To compare an Advocate to a Protagonist, one need only look towards another influential Diplomat – Barack Obama. Barack Obama presents strongly as a textbook Protagonist (ENFJ), and it’s easy to see the difference between the two men through their speeches. Obama has a levity to him during his speeches, never above making a joke at the expense of himself or his cause. He understands that, for some, levity is needed to connect to people’s need to laugh in order to feel hopeful.

King, on the other hand, never made light of his situation – perhaps because there was no room for levity. Arguably, the fight he was trying win was a matter of life and death, not just change. As a result, he took everything seriously. He took himself very seriously. And, in true Advocate fashion, he thought that it was his fault for not having done enough. King placed a heavy burden on himself and did not share it with others.

It is difficult to tell if he had a Turbulent or Assertive personality considering the enormous responsibility put on his shoulders. Under that sort of duress, anyone, no matter how stable, will inevitably doubt themselves. In the end, we believe that King matches closely with the Advocate personality type described below:

“As members of the Diplomat Role group, Advocates have an inborn sense of idealism and morality, but what sets them apart is that they are not idle dreamers, but people capable of taking concrete steps to realize their goals and make a lasting positive impact.”

Martin Luther King Jr., even in the end, was a man who always sought to make life better for the world. He never bowed to external pressure and remained true to his beliefs about justice.

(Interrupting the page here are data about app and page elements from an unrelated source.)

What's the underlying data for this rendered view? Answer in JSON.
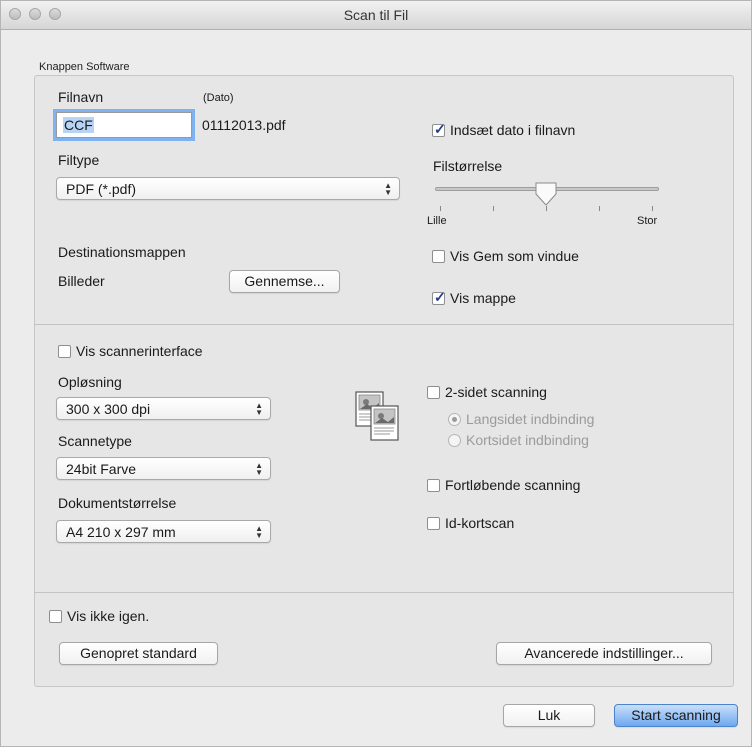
{
  "window": {
    "title": "Scan til Fil"
  },
  "group": {
    "label": "Knappen Software"
  },
  "filename": {
    "label": "Filnavn",
    "date_label": "(Dato)",
    "value": "CCF",
    "suffix": "01112013.pdf"
  },
  "filetype": {
    "label": "Filtype",
    "selected": "PDF (*.pdf)"
  },
  "insert_date": {
    "label": "Indsæt dato i filnavn",
    "checked": true
  },
  "filesize": {
    "label": "Filstørrelse",
    "min_label": "Lille",
    "max_label": "Stor",
    "level": 0.5
  },
  "destination": {
    "label": "Destinationsmappen",
    "folder": "Billeder",
    "browse_label": "Gennemse..."
  },
  "show_save_as": {
    "label": "Vis Gem som vindue",
    "checked": false
  },
  "show_folder": {
    "label": "Vis mappe",
    "checked": true
  },
  "show_scanner_interface": {
    "label": "Vis scannerinterface",
    "checked": false
  },
  "resolution": {
    "label": "Opløsning",
    "selected": "300 x 300 dpi"
  },
  "scan_type": {
    "label": "Scannetype",
    "selected": "24bit Farve"
  },
  "document_size": {
    "label": "Dokumentstørrelse",
    "selected": "A4 210 x 297 mm"
  },
  "duplex": {
    "label": "2-sidet scanning",
    "checked": false,
    "options": [
      {
        "label": "Langsidet indbinding",
        "selected": true
      },
      {
        "label": "Kortsidet indbinding",
        "selected": false
      }
    ]
  },
  "continuous_scan": {
    "label": "Fortløbende scanning",
    "checked": false
  },
  "id_card_scan": {
    "label": "Id-kortscan",
    "checked": false
  },
  "dont_show_again": {
    "label": "Vis ikke igen.",
    "checked": false
  },
  "buttons": {
    "restore_defaults": "Genopret standard",
    "advanced_settings": "Avancerede indstillinger...",
    "close": "Luk",
    "start_scan": "Start scanning"
  },
  "icons": {
    "duplex": "duplex-scan-icon",
    "dropdown": "chevron-updown-icon",
    "checkbox": "checkmark-icon"
  },
  "colors": {
    "accent": "#6ea8f0",
    "focus_ring": "#7fb2f0",
    "text_selection": "#b8d4f5"
  }
}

It’s for these reasons that even decades after his death, we continue to celebrate the man he was and the symbol of peace he became.

Here at 16Personalities, we hold accuracy in high esteem. That being said, there’s only so much research we can do on a person. Without being able to interview and assess a living King, our label of Advocate can only ever be theoretical.

So, do you have your own theories? Let us know in the comments below!